What you have to do:
Please reproduce all entries word for word, leaving every image behind.

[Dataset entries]
►
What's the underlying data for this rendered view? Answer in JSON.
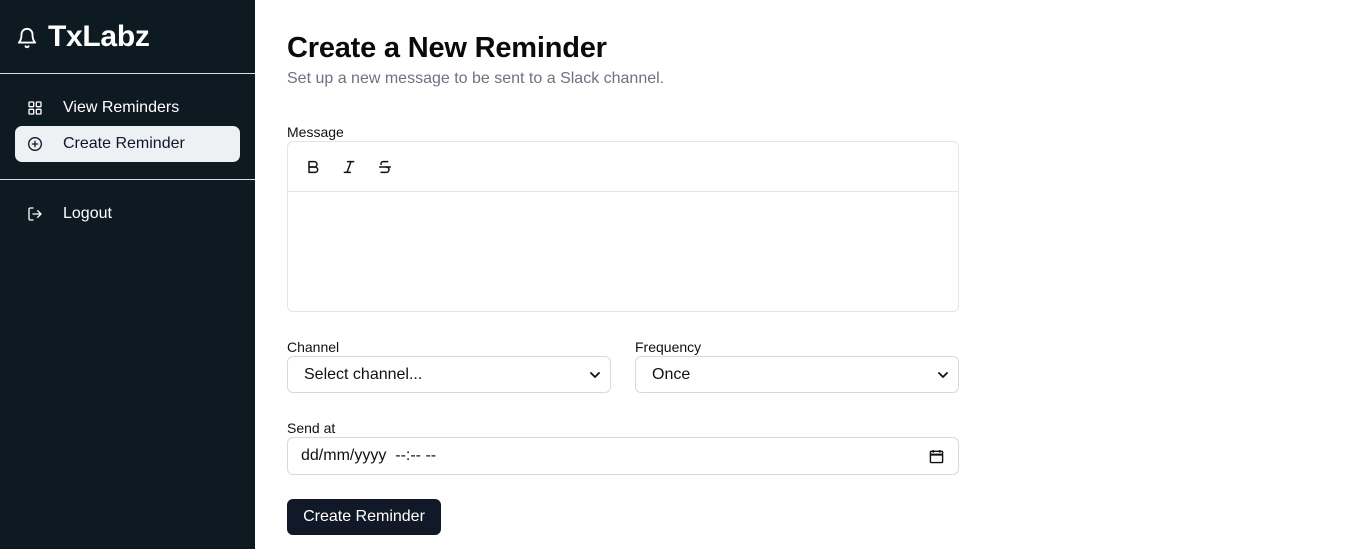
{
  "app": {
    "name": "TxLabz"
  },
  "sidebar": {
    "items": [
      {
        "label": "View Reminders"
      },
      {
        "label": "Create Reminder"
      }
    ],
    "logout": "Logout"
  },
  "page": {
    "title": "Create a New Reminder",
    "subtitle": "Set up a new message to be sent to a Slack channel."
  },
  "form": {
    "message_label": "Message",
    "toolbar": {
      "bold": "B",
      "italic": "I",
      "strike": "S"
    },
    "channel_label": "Channel",
    "channel_value": "Select channel...",
    "frequency_label": "Frequency",
    "frequency_value": "Once",
    "send_at_label": "Send at",
    "send_at_value": "dd/mm/yyyy  --:-- --",
    "submit_label": "Create Reminder"
  },
  "icons": {
    "brand": "bell-icon",
    "view": "grid-icon",
    "create": "plus-circle-icon",
    "logout": "logout-icon",
    "calendar": "calendar-icon",
    "chevron": "chevron-down-icon"
  },
  "colors": {
    "sidebar_bg": "#0e1a22",
    "active_bg": "#eef1f4",
    "primary_button": "#111827",
    "subtitle": "#6b7280"
  }
}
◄
Task result:
What's the underlying data for this rendered view? Answer in JSON.
{
  "app": {
    "name": "TxLabz"
  },
  "sidebar": {
    "items": [
      {
        "label": "View Reminders"
      },
      {
        "label": "Create Reminder"
      }
    ],
    "logout": "Logout"
  },
  "page": {
    "title": "Create a New Reminder",
    "subtitle": "Set up a new message to be sent to a Slack channel."
  },
  "form": {
    "message_label": "Message",
    "toolbar": {
      "bold": "B",
      "italic": "I",
      "strike": "S"
    },
    "channel_label": "Channel",
    "channel_value": "Select channel...",
    "frequency_label": "Frequency",
    "frequency_value": "Once",
    "send_at_label": "Send at",
    "send_at_value": "dd/mm/yyyy  --:-- --",
    "submit_label": "Create Reminder"
  },
  "icons": {
    "brand": "bell-icon",
    "view": "grid-icon",
    "create": "plus-circle-icon",
    "logout": "logout-icon",
    "calendar": "calendar-icon",
    "chevron": "chevron-down-icon"
  },
  "colors": {
    "sidebar_bg": "#0e1a22",
    "active_bg": "#eef1f4",
    "primary_button": "#111827",
    "subtitle": "#6b7280"
  }
}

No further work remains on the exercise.